Exercise description | Pick out each line below containing "here".

══════════════════════════════

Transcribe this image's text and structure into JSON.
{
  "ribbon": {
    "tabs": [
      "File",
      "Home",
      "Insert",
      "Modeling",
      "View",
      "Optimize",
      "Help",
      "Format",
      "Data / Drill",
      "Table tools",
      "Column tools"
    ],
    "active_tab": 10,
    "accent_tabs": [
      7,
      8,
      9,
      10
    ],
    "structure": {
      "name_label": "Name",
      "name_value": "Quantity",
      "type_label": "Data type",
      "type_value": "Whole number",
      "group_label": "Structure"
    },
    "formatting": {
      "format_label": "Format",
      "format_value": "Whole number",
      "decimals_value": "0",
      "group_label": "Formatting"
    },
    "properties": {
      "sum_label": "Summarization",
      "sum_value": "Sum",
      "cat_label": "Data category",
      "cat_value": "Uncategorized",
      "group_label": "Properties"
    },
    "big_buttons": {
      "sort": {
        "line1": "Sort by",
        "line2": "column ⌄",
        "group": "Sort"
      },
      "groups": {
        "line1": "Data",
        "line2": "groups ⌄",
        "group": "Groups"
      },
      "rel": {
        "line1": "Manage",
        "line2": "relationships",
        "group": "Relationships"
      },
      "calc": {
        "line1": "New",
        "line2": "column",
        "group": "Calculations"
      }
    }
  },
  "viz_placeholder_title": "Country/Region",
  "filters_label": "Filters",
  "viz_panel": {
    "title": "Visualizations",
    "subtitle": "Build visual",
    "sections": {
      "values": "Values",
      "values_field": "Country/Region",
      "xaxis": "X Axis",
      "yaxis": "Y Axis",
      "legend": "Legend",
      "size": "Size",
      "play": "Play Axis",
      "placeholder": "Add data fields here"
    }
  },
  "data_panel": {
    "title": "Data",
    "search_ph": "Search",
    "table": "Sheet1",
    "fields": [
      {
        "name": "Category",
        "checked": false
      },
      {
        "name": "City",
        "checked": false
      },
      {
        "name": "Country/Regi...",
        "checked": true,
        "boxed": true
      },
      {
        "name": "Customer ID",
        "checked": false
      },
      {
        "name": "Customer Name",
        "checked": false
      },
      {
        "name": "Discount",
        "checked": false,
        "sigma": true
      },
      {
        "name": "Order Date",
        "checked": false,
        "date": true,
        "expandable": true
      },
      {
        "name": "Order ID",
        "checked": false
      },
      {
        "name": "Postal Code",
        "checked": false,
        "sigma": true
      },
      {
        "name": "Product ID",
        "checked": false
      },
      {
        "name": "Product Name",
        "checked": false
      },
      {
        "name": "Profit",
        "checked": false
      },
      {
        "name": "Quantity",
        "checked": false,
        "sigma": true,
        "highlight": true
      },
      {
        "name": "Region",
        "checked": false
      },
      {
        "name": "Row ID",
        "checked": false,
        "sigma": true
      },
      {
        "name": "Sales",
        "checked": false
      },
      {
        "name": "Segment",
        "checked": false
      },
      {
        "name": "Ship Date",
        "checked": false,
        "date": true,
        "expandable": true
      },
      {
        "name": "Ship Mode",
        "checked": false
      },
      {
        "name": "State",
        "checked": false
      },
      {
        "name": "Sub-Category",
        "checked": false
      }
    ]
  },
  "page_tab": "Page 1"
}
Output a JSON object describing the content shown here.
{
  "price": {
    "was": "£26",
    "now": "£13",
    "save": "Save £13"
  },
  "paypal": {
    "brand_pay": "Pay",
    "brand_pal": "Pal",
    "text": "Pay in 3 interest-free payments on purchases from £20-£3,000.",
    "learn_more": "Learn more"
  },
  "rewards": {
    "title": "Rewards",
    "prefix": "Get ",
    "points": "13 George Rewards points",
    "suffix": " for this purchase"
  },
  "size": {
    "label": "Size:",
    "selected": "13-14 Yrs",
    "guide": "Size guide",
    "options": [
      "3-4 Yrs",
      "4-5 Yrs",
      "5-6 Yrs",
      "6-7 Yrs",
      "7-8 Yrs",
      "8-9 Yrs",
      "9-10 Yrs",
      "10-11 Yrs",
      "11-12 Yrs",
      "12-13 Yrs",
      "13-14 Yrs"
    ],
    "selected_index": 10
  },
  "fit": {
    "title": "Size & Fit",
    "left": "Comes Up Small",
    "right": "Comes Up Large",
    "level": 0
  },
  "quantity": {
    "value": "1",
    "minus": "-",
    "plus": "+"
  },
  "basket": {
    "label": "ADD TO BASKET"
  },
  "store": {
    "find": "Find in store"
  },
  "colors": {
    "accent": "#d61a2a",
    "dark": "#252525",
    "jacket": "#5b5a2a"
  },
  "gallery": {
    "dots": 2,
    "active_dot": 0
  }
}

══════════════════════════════

Answer space |
      "placeholder": "Add data fields here"
Output a JSON object describing the content shown here.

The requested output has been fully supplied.